So, in short, I always have two or three bookmarks in play, even if I don’t get through the books as fast as I used to.  I’m building my “Internet platform,” but only as fast as I enjoy doing so.  And I’m pretty much always planning, plotting, or writing something.  I hope to continue all of this through 2013.  Maybe I’ll even manage to clean the rest of the house and hire someone to do something about my yard.  And remodel the bathrooms.  Maybe.

Happy New Year 2013

Recent Reading: Old and New

There’s been no pattern to my reading lately–maybe it’s too early in the year for patterns.  Not that I’ve found much time for reading, but I keep trying. 

One night when I found myself staring in semi-panic at the proliferation of unread books in my bedroom, I snatched up something close at hand:  The Chrysalids, by John Wyndham.  First published in 1955, and known in the US as Rebirth, this copy was a replacement for the worn and yellowed 1969 paperback on my shelf.  Wyndham is largely out of print in the US, but his books are available through The Book Depository.

Told in Wyndham’s favorite first-person narrative, The Chrysalids is set in an unspecified future, long after The Tribulation, a mystery to the book’s characters, but clearly a nuclear holocaust of some sort.  In the 1950s that meant radiation and genetic mutation, and the central conflict in the book involves the fanatical efforts of the local leadership to maintain mankind, as well as the animals and crops, in pure form.  David, the protagonist, is a telepath.  He and the handful of others with the same gift appear to be perfectly normal, but in time it becomes clear they are not.  When others reach the same conclusion, the telepaths run for their lives.  Always the philosopher, Wyndham wonders which is more valuable, stability or change, regimentation or chaos?

Margaret Maron’s Three-Day Town is the latest in her Judge Deborah Knott mystery series.  Deborah and her husband venture away from their home in North Carolina to visit New York City, where they cross paths with Sigrid Harald, the NYC detective protagonist of Maron’s earlier series.  I enjoyed another visit with Deborah, but I didn’t find Sigrid particularly compelling (I haven’t read her earlier stories), and I missed Deborah’s enormous family and the often hilarious cases that pass through her courtroom.  I trust she and Dwight will be back home when we meet them again in Maron’s next mystery.

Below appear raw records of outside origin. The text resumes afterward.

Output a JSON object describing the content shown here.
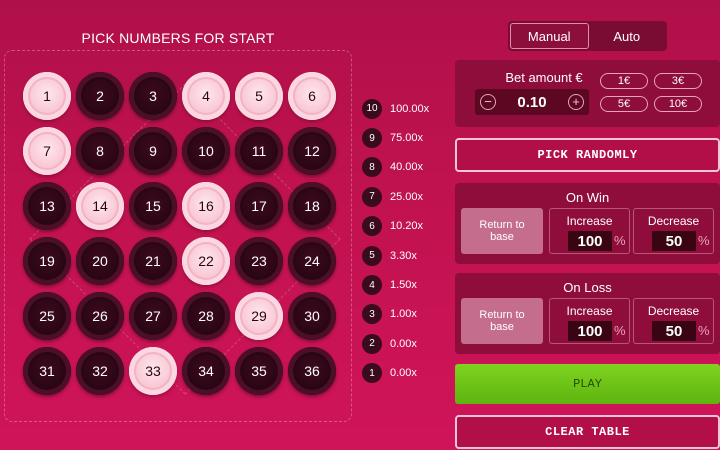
{
  "board": {
    "title": "PICK NUMBERS FOR START",
    "balls": [
      {
        "n": "1",
        "selected": true
      },
      {
        "n": "2",
        "selected": false
      },
      {
        "n": "3",
        "selected": false
      },
      {
        "n": "4",
        "selected": true
      },
      {
        "n": "5",
        "selected": true
      },
      {
        "n": "6",
        "selected": true
      },
      {
        "n": "7",
        "selected": true
      },
      {
        "n": "8",
        "selected": false
      },
      {
        "n": "9",
        "selected": false
      },
      {
        "n": "10",
        "selected": false
      },
      {
        "n": "11",
        "selected": false
      },
      {
        "n": "12",
        "selected": false
      },
      {
        "n": "13",
        "selected": false
      },
      {
        "n": "14",
        "selected": true
      },
      {
        "n": "15",
        "selected": false
      },
      {
        "n": "16",
        "selected": true
      },
      {
        "n": "17",
        "selected": false
      },
      {
        "n": "18",
        "selected": false
      },
      {
        "n": "19",
        "selected": false
      },
      {
        "n": "20",
        "selected": false
      },
      {
        "n": "21",
        "selected": false
      },
      {
        "n": "22",
        "selected": true
      },
      {
        "n": "23",
        "selected": false
      },
      {
        "n": "24",
        "selected": false
      },
      {
        "n": "25",
        "selected": false
      },
      {
        "n": "26",
        "selected": false
      },
      {
        "n": "27",
        "selected": false
      },
      {
        "n": "28",
        "selected": false
      },
      {
        "n": "29",
        "selected": true
      },
      {
        "n": "30",
        "selected": false
      },
      {
        "n": "31",
        "selected": false
      },
      {
        "n": "32",
        "selected": false
      },
      {
        "n": "33",
        "selected": true
      },
      {
        "n": "34",
        "selected": false
      },
      {
        "n": "35",
        "selected": false
      },
      {
        "n": "36",
        "selected": false
      }
    ]
  },
  "payouts": [
    {
      "hits": "10",
      "multiplier": "100.00x"
    },
    {
      "hits": "9",
      "multiplier": "75.00x"
    },
    {
      "hits": "8",
      "multiplier": "40.00x"
    },
    {
      "hits": "7",
      "multiplier": "25.00x"
    },
    {
      "hits": "6",
      "multiplier": "10.20x"
    },
    {
      "hits": "5",
      "multiplier": "3.30x"
    },
    {
      "hits": "4",
      "multiplier": "1.50x"
    },
    {
      "hits": "3",
      "multiplier": "1.00x"
    },
    {
      "hits": "2",
      "multiplier": "0.00x"
    },
    {
      "hits": "1",
      "multiplier": "0.00x"
    }
  ],
  "mode": {
    "manual": "Manual",
    "auto": "Auto",
    "active": "Manual"
  },
  "bet": {
    "label": "Bet amount €",
    "value": "0.10",
    "minus": "−",
    "plus": "+",
    "chips": [
      "1€",
      "3€",
      "5€",
      "10€"
    ]
  },
  "pick_randomly": "PICK RANDOMLY",
  "on_win": {
    "title": "On Win",
    "return_line1": "Return to",
    "return_line2": "base",
    "increase_label": "Increase",
    "increase_value": "100",
    "decrease_label": "Decrease",
    "decrease_value": "50",
    "pct": "%"
  },
  "on_loss": {
    "title": "On Loss",
    "return_line1": "Return to",
    "return_line2": "base",
    "increase_label": "Increase",
    "increase_value": "100",
    "decrease_label": "Decrease",
    "decrease_value": "50",
    "pct": "%"
  },
  "play": "PLAY",
  "clear_table": "CLEAR TABLE",
  "colors": {
    "background": "#c1124f",
    "selected_ball": "#f7c3d1",
    "unselected_ball": "#2a0614",
    "play": "#6cc218"
  }
}
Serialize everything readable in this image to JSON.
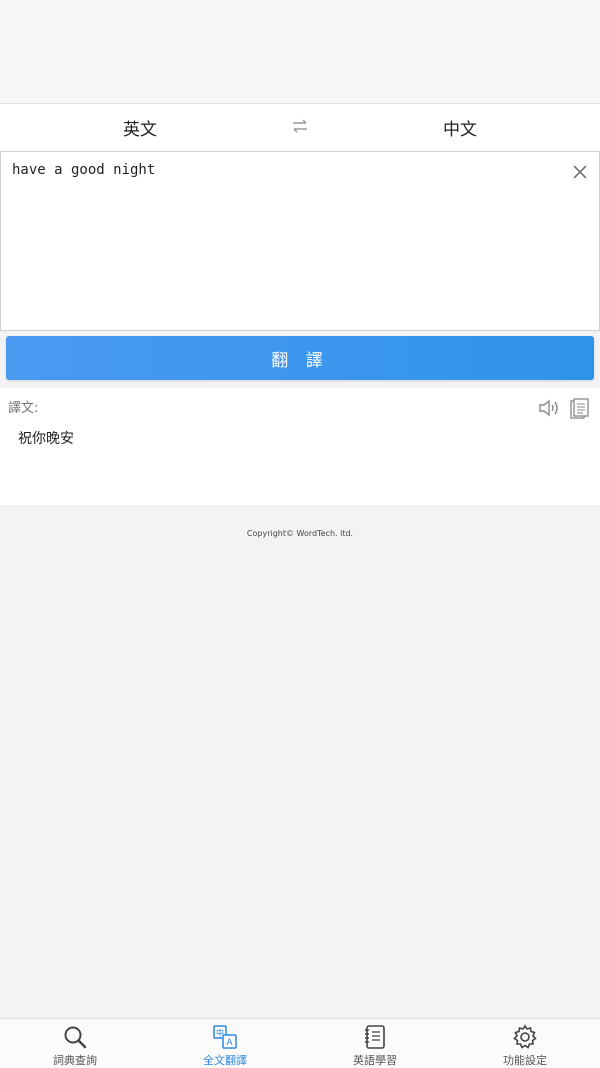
{
  "lang_bar": {
    "source": "英文",
    "swap_icon": "swap-arrows-icon",
    "target": "中文"
  },
  "input": {
    "text": "have a good night",
    "clear_icon": "close-icon"
  },
  "translate_button": {
    "label": "翻 譯"
  },
  "result": {
    "label": "譯文:",
    "text": "祝你晚安",
    "speaker_icon": "speaker-icon",
    "copy_icon": "copy-icon"
  },
  "footer": {
    "copyright": "Copyright© WordTech. ltd."
  },
  "tabs": [
    {
      "label": "詞典查詢",
      "icon": "search-icon",
      "active": false
    },
    {
      "label": "全文翻譯",
      "icon": "translate-icon",
      "active": true
    },
    {
      "label": "英語學習",
      "icon": "notebook-icon",
      "active": false
    },
    {
      "label": "功能設定",
      "icon": "gear-icon",
      "active": false
    }
  ],
  "colors": {
    "accent": "#2f93ea",
    "active_tab": "#2d88e0"
  }
}
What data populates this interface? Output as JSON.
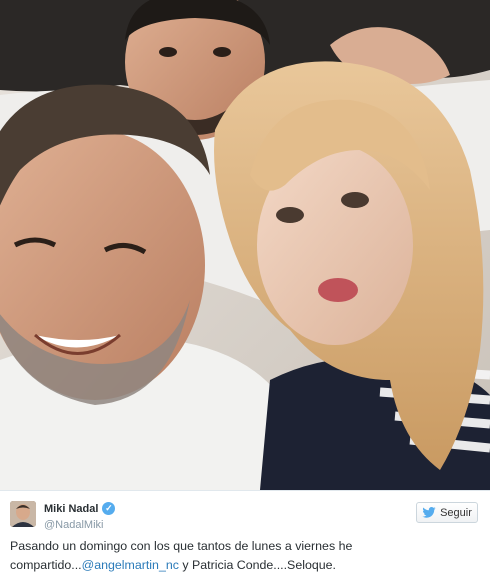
{
  "tweet": {
    "author_name": "Miki Nadal",
    "author_handle": "@NadalMiki",
    "follow_label": "Seguir",
    "text_part1": "Pasando un domingo con los que tantos de lunes a viernes he compartido...",
    "mention": "@angelmartin_nc",
    "text_part2": " y Patricia Conde....Seloque."
  },
  "icons": {
    "verified": "verified-badge-icon",
    "follow": "twitter-bird-icon"
  },
  "colors": {
    "link": "#2b7bb9",
    "verified": "#55acee",
    "handle": "#8899a6"
  }
}
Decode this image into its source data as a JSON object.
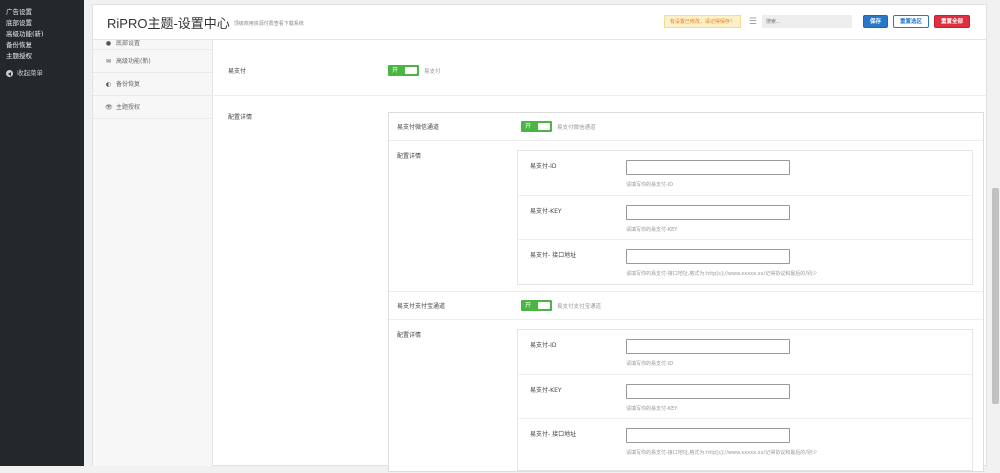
{
  "wp_menu": {
    "items": [
      "广告设置",
      "底部设置",
      "高级功能(新)",
      "备份恢复",
      "主题授权"
    ],
    "collapse_label": "收起菜单"
  },
  "header": {
    "title": "RiPRO主题-设置中心",
    "subtitle": "顶级商用资源付费查看下载系统",
    "notice": "有设置已修改，请记得保存！",
    "search_placeholder": "搜索...",
    "save_label": "保存",
    "reset_section_label": "重置选区",
    "reset_all_label": "重置全部"
  },
  "nav": {
    "partial_item": "底部设置",
    "items": [
      {
        "label": "高级功能(新)",
        "icon": "envelope-icon"
      },
      {
        "label": "备份恢复",
        "icon": "contrast-icon"
      },
      {
        "label": "主题授权",
        "icon": "eye-icon"
      }
    ]
  },
  "main": {
    "epay_label": "易支付",
    "epay_toggle_on": "开",
    "epay_toggle_desc": "易支付",
    "config_label": "配置详情",
    "wechat": {
      "label": "易支付微信通道",
      "toggle_on": "开",
      "toggle_desc": "易支付微信通道",
      "config_label": "配置详情",
      "fields": [
        {
          "label": "易支付-ID",
          "value": "",
          "hint": "请填写你的易支付-ID"
        },
        {
          "label": "易支付-KEY",
          "value": "",
          "hint": "请填写你的易支付-KEY"
        },
        {
          "label": "易支付- 接口地址",
          "value": "",
          "hint": "请填写你的易支付-接口地址,格式为:http[s]://www.xxxxx.xx/记得协议和最后的/别少"
        }
      ]
    },
    "alipay": {
      "label": "易支付支付宝通道",
      "toggle_on": "开",
      "toggle_desc": "易支付支付宝通道",
      "config_label": "配置详情",
      "fields": [
        {
          "label": "易支付-ID",
          "value": "",
          "hint": "请填写你的易支付-ID"
        },
        {
          "label": "易支付-KEY",
          "value": "",
          "hint": "请填写你的易支付-KEY"
        },
        {
          "label": "易支付- 接口地址",
          "value": "",
          "hint": "请填写你的易支付-接口地址,格式为:http[s]://www.xxxxx.xx/记得协议和最后的/别少"
        }
      ]
    }
  },
  "colors": {
    "toggle_on": "#4bb543",
    "save": "#2878c8",
    "reset_all": "#e03040",
    "sidebar": "#23282d"
  }
}
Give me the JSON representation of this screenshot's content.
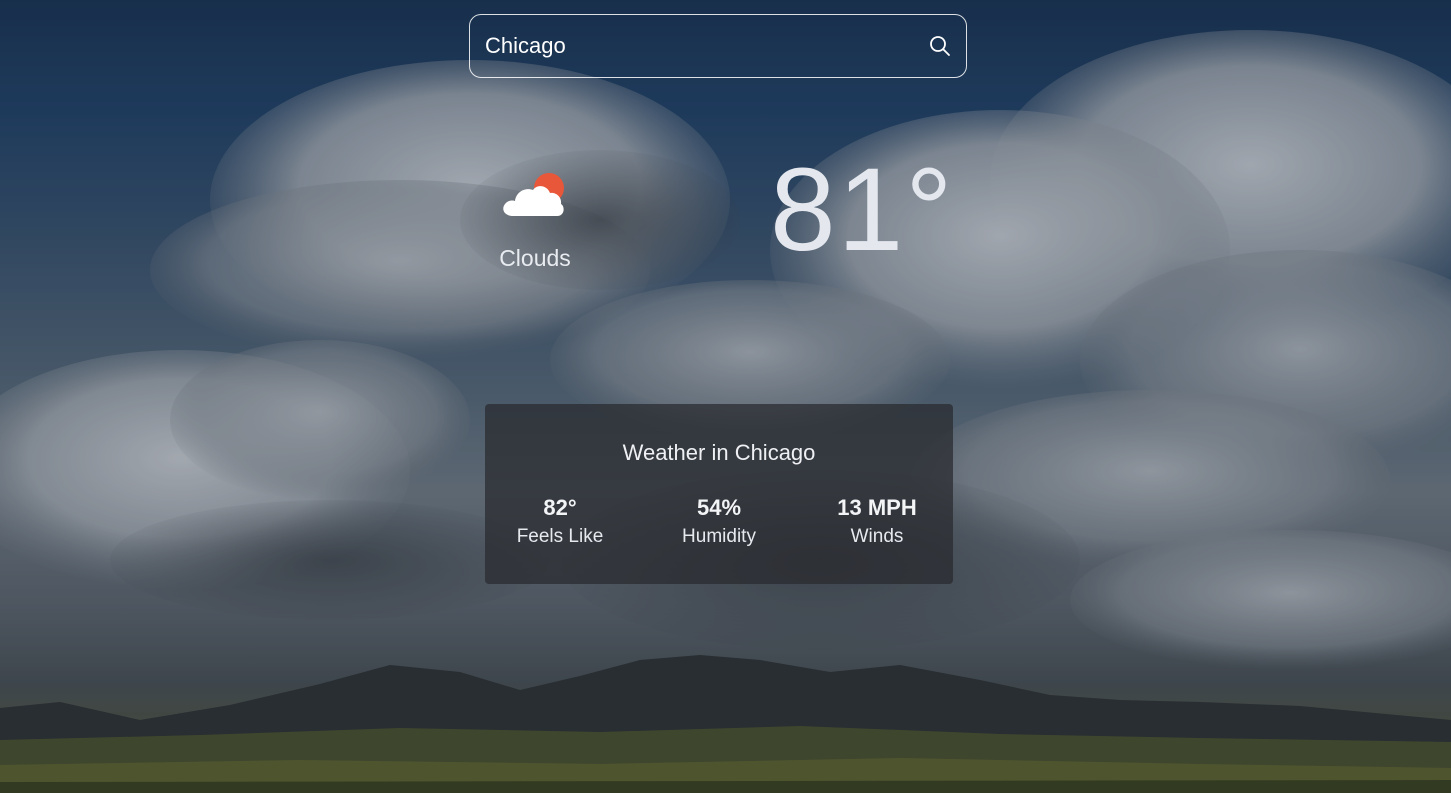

Meanwhile on my Kindle, I was reading Three Days at Wrigley Field, by K.P. Gresham.  Disclaimer here:  Kathy Gresham is an old friend and one-time critique partner of mine who decamped a few years ago to Austin.  When I heard that she had independently published this novel, which I had heard about but never read, I jumped at the chance.  I’m not much of a sports fan, but Kathy is, and her love and knowledge of baseball permeate this story of the first woman to try out for a major league team.  The book is about much more than baseball, of course, and well worth reading.

I half-read, half-skimmed my way through The Complete Idiot’s Guide to Facebook a couple of weeks ago, and frankly, I still don’t understand.  Why would I want to keep the friends of the friends of my friends posted on my activities?  Why would I want to follow theirs?  I have friends (actual in-the-flesh friends) who practically live on Facebook, and others who have pages there but only look at them every few weeks.  Just the other day my dental technician told me about someone who found her through Facebook–and she really wishes he hadn’t.  I guess I’m just not ready to join the party, spend the time, or invest that much effort in keeping up with the ever-changing privacy settings.  I feel a whole lot more secure here on my blog.